_PROBLEM TO SOLVE:_ Report each line of the records below that holds the word "Cloud".

_GIVEN RECORDS:_
----

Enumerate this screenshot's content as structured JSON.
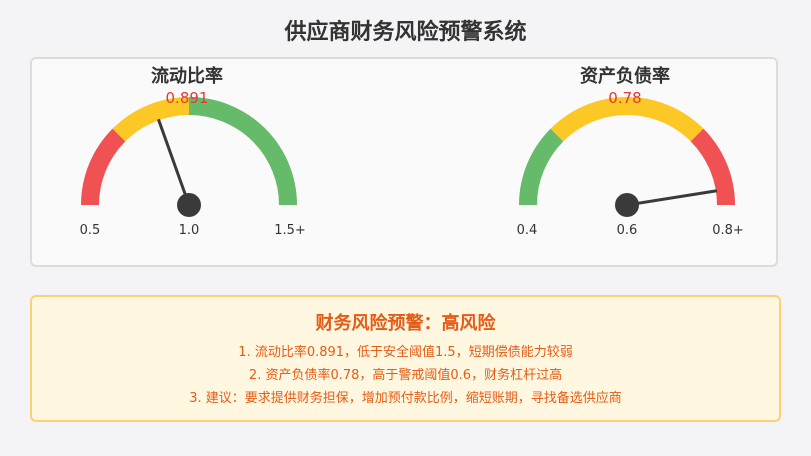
{
  "title": "供应商财务风险预警系统",
  "gauges": [
    {
      "name": "流动比率",
      "value": 0.891,
      "value_label": "0.891",
      "min": 0.5,
      "max": 1.5,
      "ticks": [
        "0.5",
        "1.0",
        "1.5+"
      ],
      "zones": [
        {
          "from": 0.5,
          "to": 0.75,
          "color": "#f05152"
        },
        {
          "from": 0.75,
          "to": 1.0,
          "color": "#fcc825"
        },
        {
          "from": 1.0,
          "to": 1.5,
          "color": "#66bb6a"
        }
      ]
    },
    {
      "name": "资产负债率",
      "value": 0.78,
      "value_label": "0.78",
      "min": 0.4,
      "max": 0.8,
      "ticks": [
        "0.4",
        "0.6",
        "0.8+"
      ],
      "zones": [
        {
          "from": 0.4,
          "to": 0.5,
          "color": "#66bb6a"
        },
        {
          "from": 0.5,
          "to": 0.7,
          "color": "#fcc825"
        },
        {
          "from": 0.7,
          "to": 0.8,
          "color": "#f05152"
        }
      ]
    }
  ],
  "warning": {
    "title": "财务风险预警：高风险",
    "items": [
      "1. 流动比率0.891，低于安全阈值1.5，短期偿债能力较弱",
      "2. 资产负债率0.78，高于警戒阈值0.6，财务杠杆过高",
      "3. 建议：要求提供财务担保，增加预付款比例，缩短账期，寻找备选供应商"
    ]
  },
  "colors": {
    "danger": "#f05152",
    "caution": "#fcc825",
    "safe": "#66bb6a",
    "needle": "#3a3a3a",
    "warning_text": "#e65c17"
  }
}
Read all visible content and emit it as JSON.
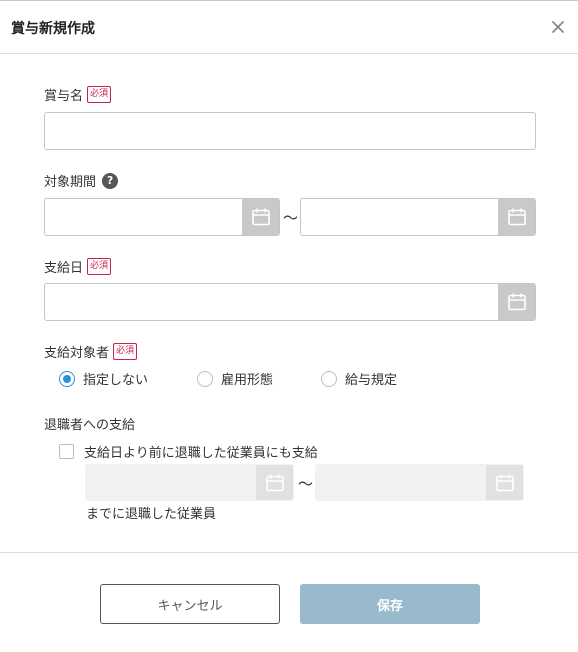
{
  "modal": {
    "title": "賞与新規作成"
  },
  "fields": {
    "bonus_name": {
      "label": "賞与名",
      "required_badge": "必須",
      "value": ""
    },
    "period": {
      "label": "対象期間",
      "help_icon": "?",
      "start": "",
      "end": "",
      "separator": "〜"
    },
    "pay_date": {
      "label": "支給日",
      "required_badge": "必須",
      "value": ""
    },
    "target": {
      "label": "支給対象者",
      "required_badge": "必須",
      "options": [
        {
          "label": "指定しない",
          "selected": true
        },
        {
          "label": "雇用形態",
          "selected": false
        },
        {
          "label": "給与規定",
          "selected": false
        }
      ]
    },
    "retiree": {
      "label": "退職者への支給",
      "checkbox_label": "支給日より前に退職した従業員にも支給",
      "checked": false,
      "separator": "〜",
      "caption": "までに退職した従業員"
    }
  },
  "footer": {
    "cancel_label": "キャンセル",
    "save_label": "保存"
  },
  "colors": {
    "required": "#c8224d",
    "radio_selected": "#2f8fd8",
    "save_button": "#99b9cc"
  },
  "icons": [
    "close-icon",
    "help-icon",
    "calendar-icon"
  ]
}
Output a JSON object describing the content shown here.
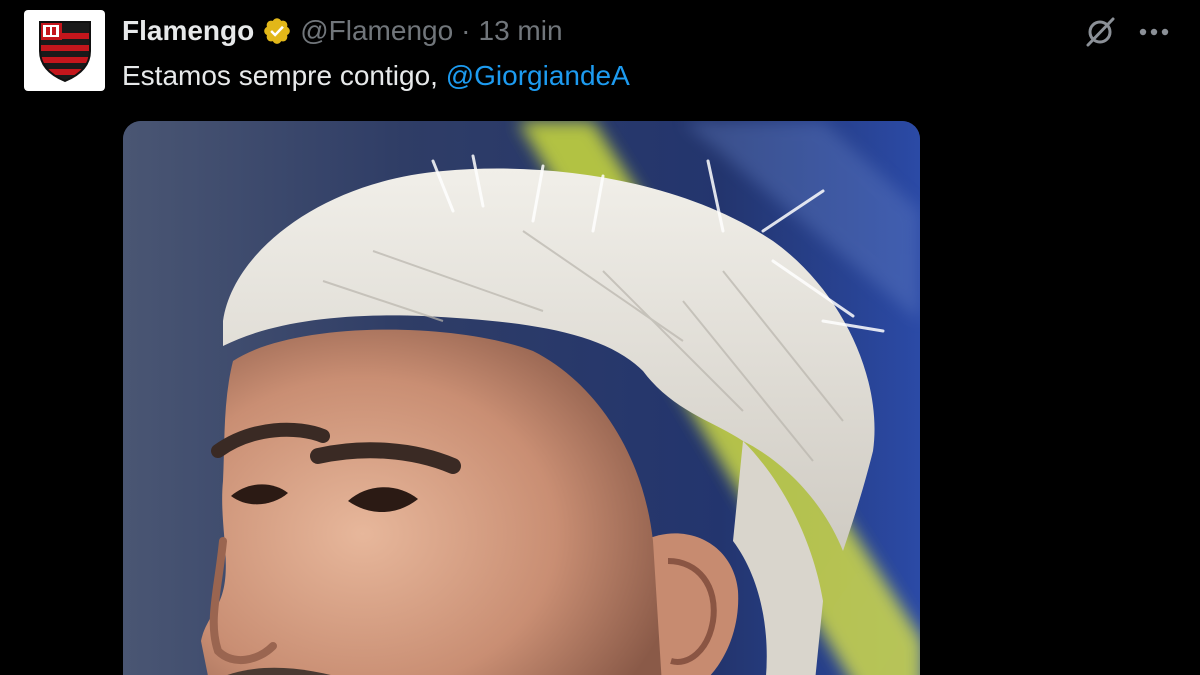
{
  "tweet": {
    "author_name": "Flamengo",
    "handle": "@Flamengo",
    "separator": "·",
    "time": "13 min",
    "text_prefix": "Estamos sempre contigo, ",
    "mention": "@GiorgiandeA"
  },
  "icons": {
    "avatar": "flamengo-crest-icon",
    "verified": "verified-gold-badge-icon",
    "grok": "grok-icon",
    "more": "more-dots-icon"
  },
  "colors": {
    "background": "#000000",
    "text": "#e7e9ea",
    "secondary_text": "#71767b",
    "link": "#1d9bf0",
    "verified_gold": "#e2b719",
    "flamengo_red": "#c4161c"
  }
}
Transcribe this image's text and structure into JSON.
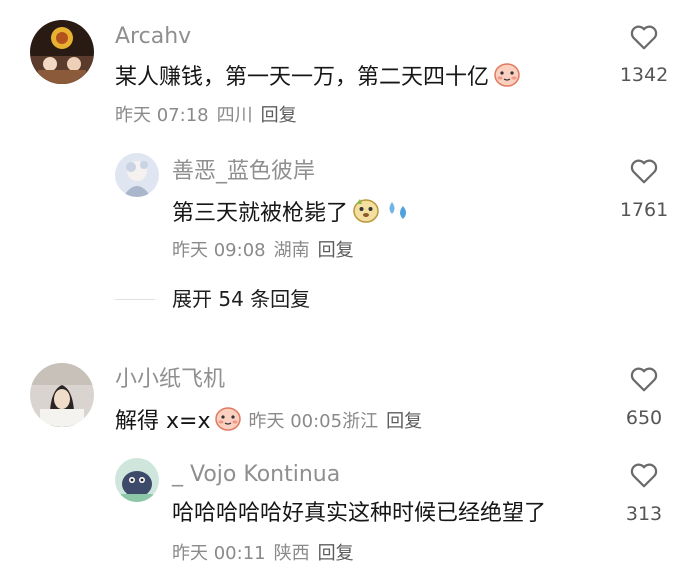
{
  "comments": [
    {
      "username": "Arcahv",
      "text": "某人赚钱，第一天一万，第二天四十亿",
      "emoji": "blush-face-emoji",
      "time": "昨天 07:18",
      "location": "四川",
      "reply_label": "回复",
      "likes": "1342"
    },
    {
      "username": "善恶_蓝色彼岸",
      "text": "第三天就被枪毙了",
      "emoji": "dog-face-emoji",
      "time": "昨天 09:08",
      "location": "湖南",
      "reply_label": "回复",
      "likes": "1761"
    },
    {
      "username": "小小纸飞机",
      "text": "解得 x=x",
      "emoji": "blush-face-emoji",
      "time": "昨天 00:05",
      "location": "浙江",
      "reply_label": "回复",
      "likes": "650"
    },
    {
      "username": "_ Vojo Kontinua",
      "text": "哈哈哈哈哈好真实这种时候已经绝望了",
      "time": "昨天 00:11",
      "location": "陕西",
      "reply_label": "回复",
      "likes": "313"
    }
  ],
  "expand_replies": {
    "label": "展开 54 条回复"
  },
  "colors": {
    "username": "#8f8f8f",
    "text": "#161616",
    "meta": "#8a8a8a",
    "heart_stroke": "#6b6b6b"
  }
}
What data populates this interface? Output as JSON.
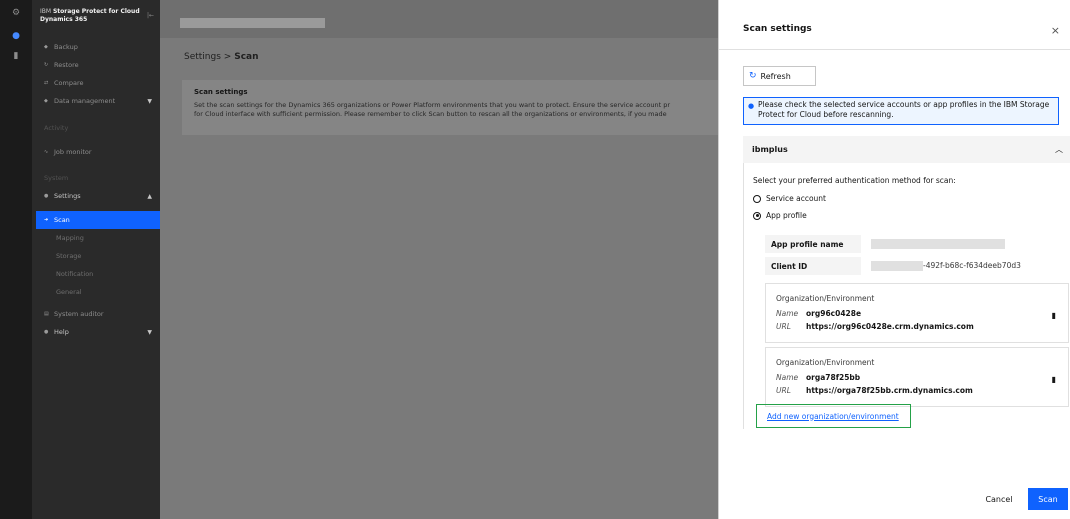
{
  "app": {
    "title_brand": "IBM",
    "title_name": "Storage Protect for Cloud",
    "title_product": "Dynamics 365",
    "collapse_glyph": "|←"
  },
  "sidebar": {
    "items": [
      {
        "label": "Backup",
        "icon": "backup-icon"
      },
      {
        "label": "Restore",
        "icon": "restore-icon"
      },
      {
        "label": "Compare",
        "icon": "compare-icon"
      },
      {
        "label": "Data management",
        "icon": "data-icon"
      }
    ],
    "section_activity": "Activity",
    "job_monitor": "Job monitor",
    "section_system": "System",
    "settings": "Settings",
    "settings_sub": [
      "Scan",
      "Mapping",
      "Storage",
      "Notification",
      "General"
    ],
    "system_auditor": "System auditor",
    "help": "Help"
  },
  "main": {
    "breadcrumb_parent": "Settings",
    "breadcrumb_sep": ">",
    "breadcrumb_current": "Scan",
    "card_title": "Scan settings",
    "card_line1": "Set the scan settings for the Dynamics 365 organizations or Power Platform environments that you want to protect. Ensure the service account pr",
    "card_line2": "for Cloud interface with sufficient permission. Please remember to click Scan button to rescan all the organizations or environments, if you made"
  },
  "panel": {
    "title": "Scan settings",
    "close": "×",
    "refresh": "Refresh",
    "notice": "Please check the selected service accounts or app profiles in the IBM Storage Protect for Cloud before rescanning.",
    "accordion_title": "ibmplus",
    "auth_question": "Select your preferred authentication method for scan:",
    "option_service": "Service account",
    "option_app": "App profile",
    "app_profile_label": "App profile name",
    "client_id_label": "Client ID",
    "client_id_value": "-492f-b68c-f634deeb70d3",
    "orgs": [
      {
        "heading": "Organization/Environment",
        "name_key": "Name",
        "name": "org96c0428e",
        "url_key": "URL",
        "url": "https://org96c0428e.crm.dynamics.com"
      },
      {
        "heading": "Organization/Environment",
        "name_key": "Name",
        "name": "orga78f25bb",
        "url_key": "URL",
        "url": "https://orga78f25bb.crm.dynamics.com"
      }
    ],
    "add_link": "Add new organization/environment",
    "cancel": "Cancel",
    "scan": "Scan"
  },
  "colors": {
    "primary": "#0f62fe",
    "highlight_border": "#24a148"
  }
}
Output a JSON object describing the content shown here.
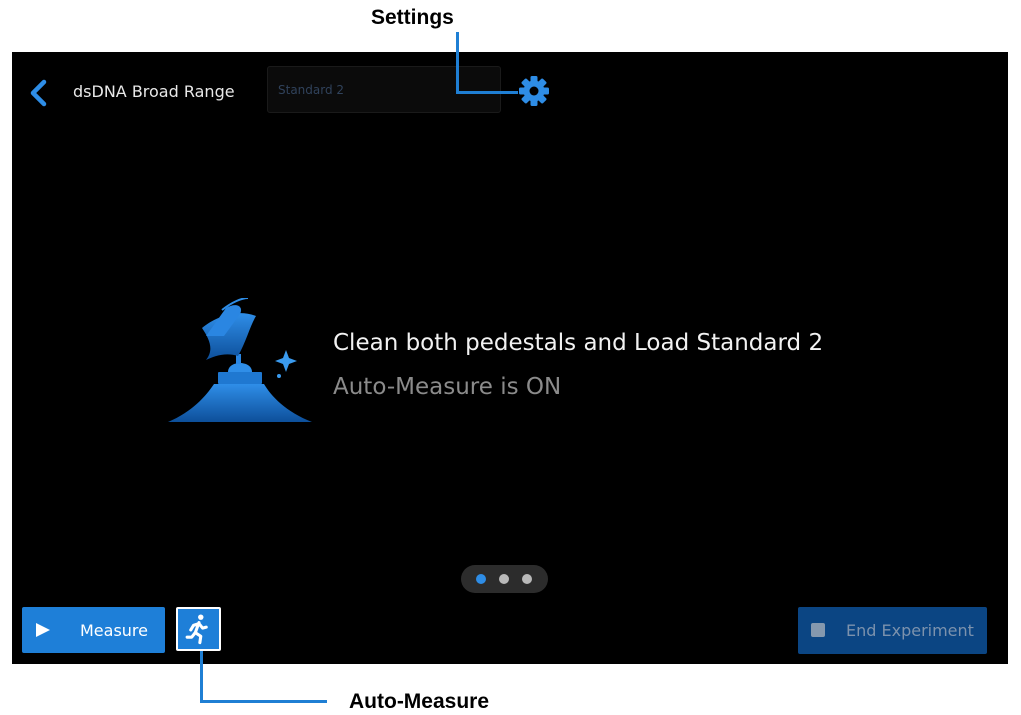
{
  "callouts": {
    "settings": "Settings",
    "auto_measure": "Auto-Measure"
  },
  "header": {
    "title": "dsDNA Broad Range",
    "standard_field": "Standard 2"
  },
  "message": {
    "main": "Clean both pedestals and Load Standard 2",
    "sub": "Auto-Measure is ON"
  },
  "pager": {
    "count": 3,
    "active": 1
  },
  "buttons": {
    "measure": "Measure",
    "end": "End Experiment"
  },
  "colors": {
    "accent": "#1e7fd8",
    "callout_line": "#1f7fd4",
    "background": "#000000"
  },
  "icons": [
    "back-chevron-icon",
    "gear-icon",
    "play-icon",
    "running-person-icon",
    "stop-square-icon",
    "pedestal-cleaning-illustration"
  ]
}
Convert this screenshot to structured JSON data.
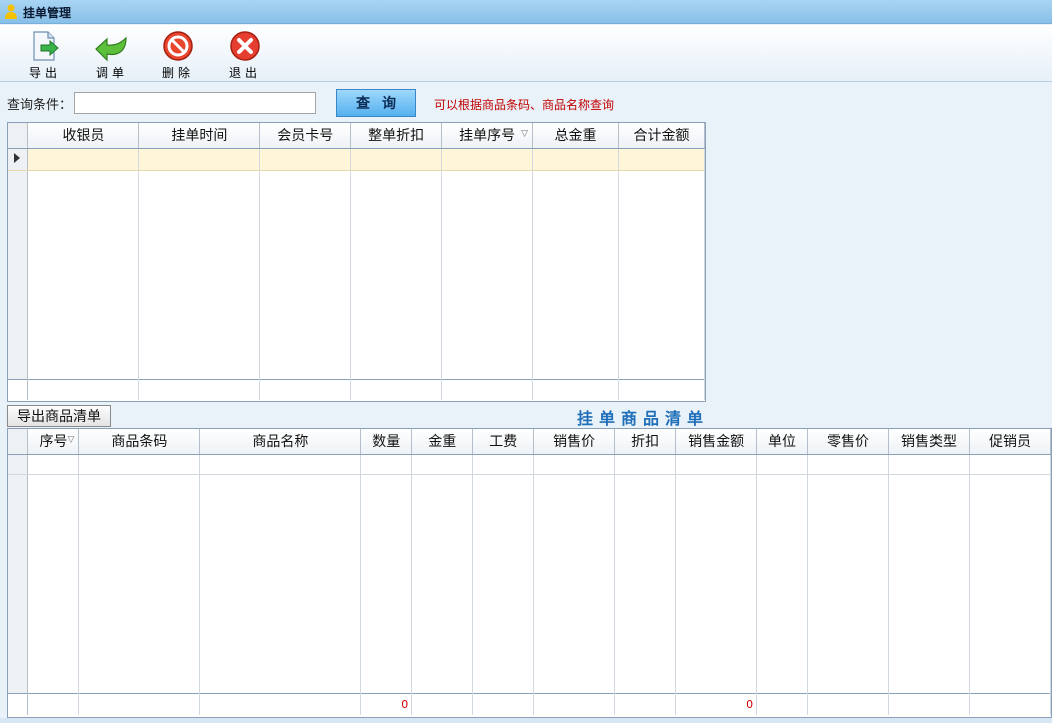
{
  "window": {
    "title": "挂单管理",
    "icon": "user-icon"
  },
  "toolbar": {
    "buttons": [
      {
        "label": "导出",
        "icon": "export-document-icon"
      },
      {
        "label": "调单",
        "icon": "recall-arrow-icon"
      },
      {
        "label": "删除",
        "icon": "no-entry-icon"
      },
      {
        "label": "退出",
        "icon": "close-x-icon"
      }
    ]
  },
  "query": {
    "label": "查询条件：",
    "value": "",
    "button": "查询",
    "hint": "可以根据商品条码、商品名称查询"
  },
  "orders_grid": {
    "columns": [
      "收银员",
      "挂单时间",
      "会员卡号",
      "整单折扣",
      "挂单序号",
      "总金重",
      "合计金额"
    ],
    "sorted_column": "挂单序号",
    "rows": []
  },
  "items": {
    "export_button": "导出商品清单",
    "title": "挂单商品清单",
    "columns": [
      "序号",
      "商品条码",
      "商品名称",
      "数量",
      "金重",
      "工费",
      "销售价",
      "折扣",
      "销售金额",
      "单位",
      "零售价",
      "销售类型",
      "促销员"
    ],
    "sorted_column": "序号",
    "rows": [],
    "totals": {
      "quantity": "0",
      "sale_amount": "0"
    }
  },
  "colors": {
    "title_bar": "#88c0e8",
    "query_button": "#55b0ef",
    "hint_text": "#c00000",
    "list_title": "#1f6fb8",
    "selected_row": "#fff5d9",
    "total_text": "#d00000"
  }
}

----

_FINISHED EXERCISE:_
    "title_name": "Storage Protect for Cloud",
    "card_line2": "for Cloud interface with sufficient permission. Please remember to click Scan button to rescan all the organizations or environments, if you made"
    "notice": "Please check the selected service accounts or app profiles in the IBM Storage Protect for Cloud before rescanning.",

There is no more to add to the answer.